● **Exercise goal**
Could you print all the entries below exactly as they appear, omitting the pictures?

Collected data
◆ ◆ ◆ ◆ ◆ ◆ ◆
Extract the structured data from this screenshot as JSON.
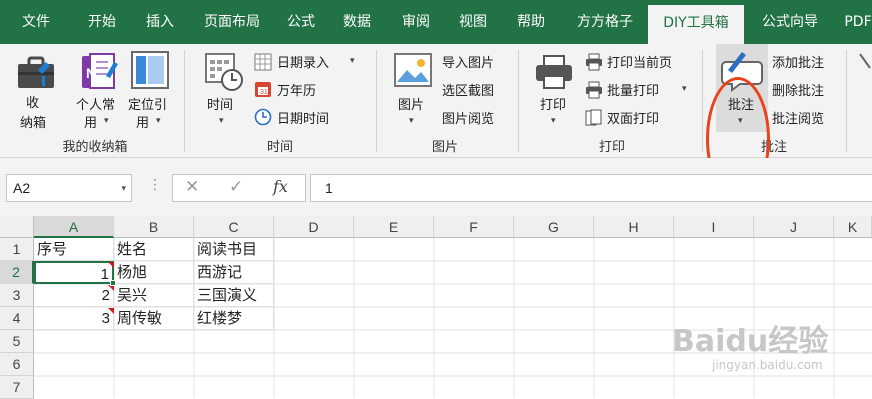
{
  "tabs": [
    "文件",
    "开始",
    "插入",
    "页面布局",
    "公式",
    "数据",
    "审阅",
    "视图",
    "帮助",
    "方方格子",
    "DIY工具箱",
    "公式向导",
    "PDF"
  ],
  "active_tab": "DIY工具箱",
  "ribbon": {
    "groups": {
      "shounaxiang": {
        "label": "我的收纳箱",
        "shounaxiang_btn": [
          "收",
          "纳箱"
        ],
        "personal_btn": [
          "个人常",
          "用"
        ],
        "position_btn": [
          "定位引",
          "用"
        ]
      },
      "time": {
        "label": "时间",
        "time_btn": "时间",
        "date_entry": "日期录入",
        "calendar": "万年历",
        "date_time": "日期时间"
      },
      "picture": {
        "label": "图片",
        "picture_btn": "图片",
        "import_pic": "导入图片",
        "region_capture": "选区截图",
        "pic_browse": "图片阅览"
      },
      "print": {
        "label": "打印",
        "print_btn": "打印",
        "print_current": "打印当前页",
        "batch_print": "批量打印",
        "duplex_print": "双面打印"
      },
      "comment": {
        "label": "批注",
        "comment_btn": "批注",
        "add_comment": "添加批注",
        "delete_comment": "删除批注",
        "browse_comment": "批注阅览"
      }
    }
  },
  "formula_bar": {
    "name_box": "A2",
    "cancel_icon": "✕",
    "enter_icon": "✓",
    "fx_label": "fx",
    "value": "1"
  },
  "columns": [
    "A",
    "B",
    "C",
    "D",
    "E",
    "F",
    "G",
    "H",
    "I",
    "J",
    "K"
  ],
  "rows": [
    "1",
    "2",
    "3",
    "4",
    "5",
    "6",
    "7"
  ],
  "cells": {
    "A1": "序号",
    "B1": "姓名",
    "C1": "阅读书目",
    "A2": "1",
    "B2": "杨旭",
    "C2": "西游记",
    "A3": "2",
    "B3": "吴兴",
    "C3": "三国演义",
    "A4": "3",
    "B4": "周传敏",
    "C4": "红楼梦"
  },
  "watermark": {
    "brand": "Baidu经验",
    "url": "jingyan.baidu.com"
  },
  "colors": {
    "excel_green": "#217346",
    "highlight_circle": "#e8431c",
    "comment_marker": "#d21a1a"
  }
}
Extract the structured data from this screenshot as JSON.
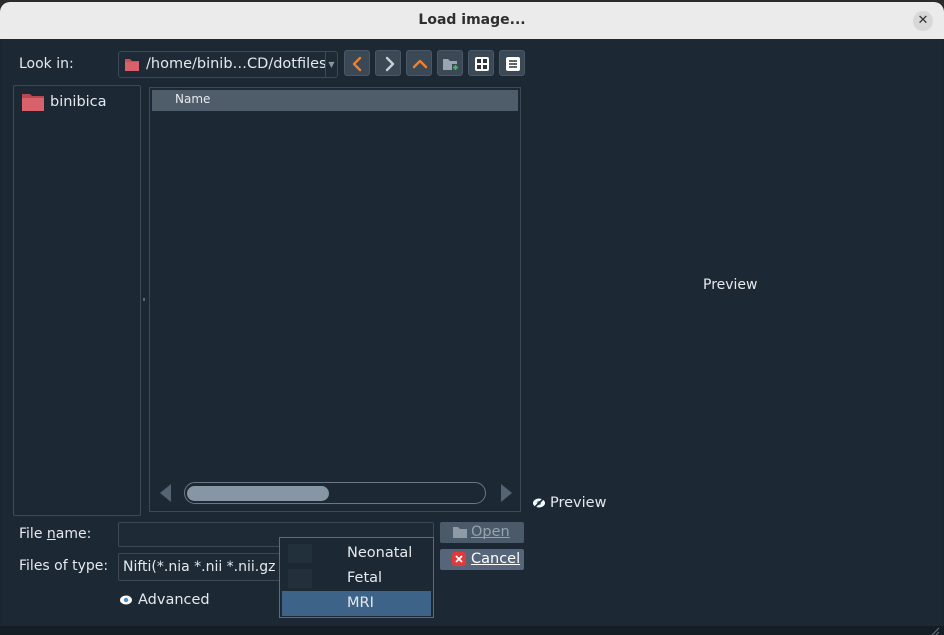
{
  "dialog": {
    "title": "Load image..."
  },
  "look_in": {
    "label": "Look in:",
    "path": "/home/binib…CD/dotfiles"
  },
  "toolbar": {
    "icons": [
      "back-arrow-icon",
      "forward-arrow-icon",
      "parent-folder-icon",
      "new-folder-icon",
      "list-view-icon",
      "detail-view-icon"
    ]
  },
  "places": {
    "items": [
      {
        "label": "binibica",
        "icon": "folder-icon"
      }
    ]
  },
  "file_list": {
    "column_name": "Name",
    "scroll_position": 0.0
  },
  "preview": {
    "area_label": "Preview",
    "checkbox_label": "Preview"
  },
  "file_name": {
    "label": "File name:",
    "value": ""
  },
  "files_of_type": {
    "label": "Files of type:",
    "value": "Nifti(*.nia *.nii *.nii.gz *"
  },
  "buttons": {
    "open": "Open",
    "cancel": "Cancel"
  },
  "advanced": {
    "label": "Advanced"
  },
  "dropdown": {
    "options": [
      "Neonatal",
      "Fetal",
      "MRI"
    ],
    "selected": "MRI"
  },
  "colors": {
    "background": "#1c2833",
    "titlebar": "#ebebeb",
    "accent_orange": "#f07f2c",
    "selection": "#3e6389",
    "folder_red": "#c65258"
  }
}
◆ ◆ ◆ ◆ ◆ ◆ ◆
● **Solution for this problem**
Extract the structured data from this screenshot as JSON.
{
  "tabs": [
    "文件",
    "开始",
    "插入",
    "页面布局",
    "公式",
    "数据",
    "审阅",
    "视图",
    "帮助",
    "方方格子",
    "DIY工具箱",
    "公式向导",
    "PDF"
  ],
  "active_tab": "DIY工具箱",
  "ribbon": {
    "groups": {
      "shounaxiang": {
        "label": "我的收纳箱",
        "shounaxiang_btn": [
          "收",
          "纳箱"
        ],
        "personal_btn": [
          "个人常",
          "用"
        ],
        "position_btn": [
          "定位引",
          "用"
        ]
      },
      "time": {
        "label": "时间",
        "time_btn": "时间",
        "date_entry": "日期录入",
        "calendar": "万年历",
        "date_time": "日期时间"
      },
      "picture": {
        "label": "图片",
        "picture_btn": "图片",
        "import_pic": "导入图片",
        "region_capture": "选区截图",
        "pic_browse": "图片阅览"
      },
      "print": {
        "label": "打印",
        "print_btn": "打印",
        "print_current": "打印当前页",
        "batch_print": "批量打印",
        "duplex_print": "双面打印"
      },
      "comment": {
        "label": "批注",
        "comment_btn": "批注",
        "add_comment": "添加批注",
        "delete_comment": "删除批注",
        "browse_comment": "批注阅览"
      }
    }
  },
  "formula_bar": {
    "name_box": "A2",
    "cancel_icon": "✕",
    "enter_icon": "✓",
    "fx_label": "fx",
    "value": "1"
  },
  "columns": [
    "A",
    "B",
    "C",
    "D",
    "E",
    "F",
    "G",
    "H",
    "I",
    "J",
    "K"
  ],
  "rows": [
    "1",
    "2",
    "3",
    "4",
    "5",
    "6",
    "7"
  ],
  "cells": {
    "A1": "序号",
    "B1": "姓名",
    "C1": "阅读书目",
    "A2": "1",
    "B2": "杨旭",
    "C2": "西游记",
    "A3": "2",
    "B3": "吴兴",
    "C3": "三国演义",
    "A4": "3",
    "B4": "周传敏",
    "C4": "红楼梦"
  },
  "watermark": {
    "brand": "Baidu经验",
    "url": "jingyan.baidu.com"
  },
  "colors": {
    "excel_green": "#217346",
    "highlight_circle": "#e8431c",
    "comment_marker": "#d21a1a"
  }
}
Extract the structured data from this screenshot as JSON.
{
  "dialog": {
    "title": "Load image..."
  },
  "look_in": {
    "label": "Look in:",
    "path": "/home/binib…CD/dotfiles"
  },
  "toolbar": {
    "icons": [
      "back-arrow-icon",
      "forward-arrow-icon",
      "parent-folder-icon",
      "new-folder-icon",
      "list-view-icon",
      "detail-view-icon"
    ]
  },
  "places": {
    "items": [
      {
        "label": "binibica",
        "icon": "folder-icon"
      }
    ]
  },
  "file_list": {
    "column_name": "Name",
    "scroll_position": 0.0
  },
  "preview": {
    "area_label": "Preview",
    "checkbox_label": "Preview"
  },
  "file_name": {
    "label": "File name:",
    "value": ""
  },
  "files_of_type": {
    "label": "Files of type:",
    "value": "Nifti(*.nia *.nii *.nii.gz *"
  },
  "buttons": {
    "open": "Open",
    "cancel": "Cancel"
  },
  "advanced": {
    "label": "Advanced"
  },
  "dropdown": {
    "options": [
      "Neonatal",
      "Fetal",
      "MRI"
    ],
    "selected": "MRI"
  },
  "colors": {
    "background": "#1c2833",
    "titlebar": "#ebebeb",
    "accent_orange": "#f07f2c",
    "selection": "#3e6389",
    "folder_red": "#c65258"
  }
}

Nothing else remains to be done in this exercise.